National Aboriginal Veterans Monument, Ottawa.

Monument dedicated to Indigenous soldiers like Willard Bolduc who fought in the First World War and Second World War for Canada.

Drinks and Dinner with the King

Bolduc received his Distinguished Flying Cross (DFC) from King George VI. Rather than going to Buckingham Palace to receive his medal, the King and Queen came to Bourn for the presentation on 5 July 1944. He was also promoted to flying officer that day. In a letter to his mother, Bolduc told her she could now address “my mail to F.O. Bolduc, D.F.C.” and added, “I never knew I would ever have letters after my name — it makes you feel sort of important.”

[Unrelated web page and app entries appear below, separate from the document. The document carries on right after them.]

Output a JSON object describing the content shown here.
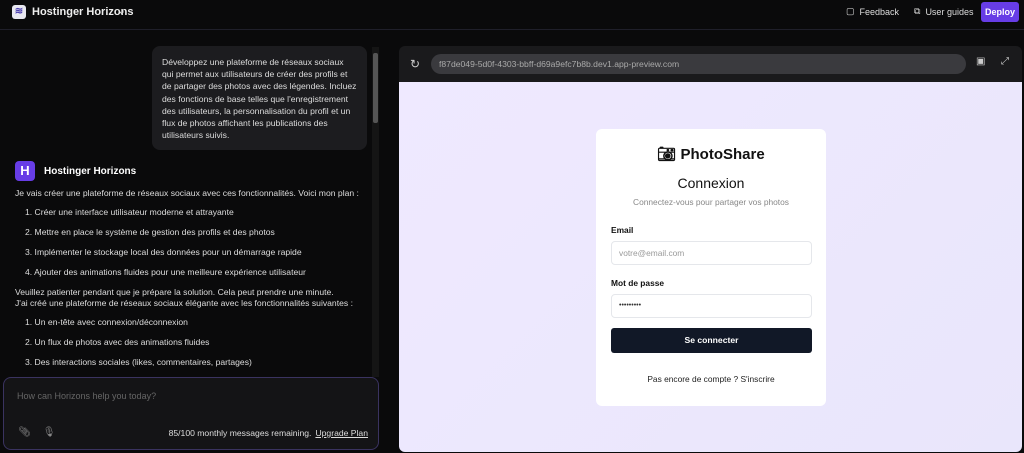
{
  "header": {
    "app_name": "Hostinger Horizons",
    "feedback": "Feedback",
    "user_guides": "User guides",
    "deploy": "Deploy"
  },
  "chat": {
    "user_message": "Développez une plateforme de réseaux sociaux qui permet aux utilisateurs de créer des profils et de partager des photos avec des légendes. Incluez des fonctions de base telles que l'enregistrement des utilisateurs, la personnalisation du profil et un flux de photos affichant les publications des utilisateurs suivis.",
    "assistant_name": "Hostinger Horizons",
    "intro": "Je vais créer une plateforme de réseaux sociaux avec ces fonctionnalités. Voici mon plan :",
    "plan": [
      "1. Créer une interface utilisateur moderne et attrayante",
      "2. Mettre en place le système de gestion des profils et des photos",
      "3. Implémenter le stockage local des données pour un démarrage rapide",
      "4. Ajouter des animations fluides pour une meilleure expérience utilisateur"
    ],
    "wait": "Veuillez patienter pendant que je prépare la solution. Cela peut prendre une minute.",
    "done": "J'ai créé une plateforme de réseaux sociaux élégante avec les fonctionnalités suivantes :",
    "features": [
      "1. Un en-tête avec connexion/déconnexion",
      "2. Un flux de photos avec des animations fluides",
      "3. Des interactions sociales (likes, commentaires, partages)"
    ],
    "input_placeholder": "How can Horizons help you today?",
    "remaining": "85/100 monthly messages remaining.",
    "upgrade": "Upgrade Plan"
  },
  "preview": {
    "url": "f87de049-5d0f-4303-bbff-d69a9efc7b8b.dev1.app-preview.com",
    "app_name": "PhotoShare",
    "title": "Connexion",
    "subtitle": "Connectez-vous pour partager vos photos",
    "email_label": "Email",
    "email_placeholder": "votre@email.com",
    "password_label": "Mot de passe",
    "password_value": "•••••••••",
    "submit": "Se connecter",
    "signup": "Pas encore de compte ? S'inscrire"
  }
}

Bolduc described the ceremony in his letter. “We had a full parade and I had to march out by myself in front of everyone and the King shook hands with me and pinned on the medal.” After the parade, the King and Queen joined Bolduc and the other medal recipients for a chicken dinner. Bolduc noted, “Before dinner we all had a drink of Scotch in the anteroom with [the King], so now I can say I had a drink of Scotch with the King of England!” At the end of his letter he admitted “I was really scared stiff. I could hardly talk and my knees were knocking and everything else. I guess you can say your crazy son is really getting around, eh Mom?”

Bolduc participated in several more missions and came through the war unscathed, a rarity for bomber crews. Only 24 per cent avoided death, serious injury or capture. Of the approximately 50,000 Canadians who served in Bomber Command, about 10,000 died on operations, during training or as prisoners of war (see Royal Canadian Air Force and Second World War).

Distinguished Flying Cross (DFC)

This medal was awarded to members of the air force for bravery. Flying Officer Willard Bolduc was awarded the DFC in 1944 from King George VI (courtesy Library and Archives Canada).

Post-War Life and Legacy

Once Bolduc completed his operational tour of duty (normally 30 combat sorties), he was repatriated to Canada in November 1944 and released from military service in March 1945. He worked in various occupations in Toronto and died in hospital in that city after a short illness in 1968. He is buried in Chapleau, ON. Bolduc’s name is inscribed on an honour roll in St. John’s Anglican Church in Chapleau, listing the Second World War volunteers from the congregation.


Further Reading

  • Tim Cook, The Necessary War: Canadians Fighting the Second World War 1939-1943, Volume One (2014).

    Tim Cook, Fight to the Finish: Canadians in the Second World War 1944-1945, Volume Two (2015).

    Fred Gaffen, Forgotten Soldiers (2008).

    P. Whitney Lackenbauer and others, A Commemorative History of Aboriginal Peoples in the Canadian Military (2010).

    Michael K. McMullen & Michael Morris, The Chapleau Boys Go to War (2015).

    R. Scott Sheffield, “Fighting a White Man’s War? First Nations Participation in the Canadian War Effort, 1939–45,” in Canada and the Second World War: Essays in Honour of Terry Copp, ed. by Geoffrey Hayes, Mike Bechthold and Matt Symes (Waterloo: Wilfrid Laurier University Press, 2012) and A Search for Equity: A Study of the Treatment Accorded to First Nations Veterans and Dependents of the Second World War and the Korean Conflict. The Final Report of the National Round Table on First Nations Veterans' Issues (Ottawa: Assembly of First Nations, May 2001).

External Links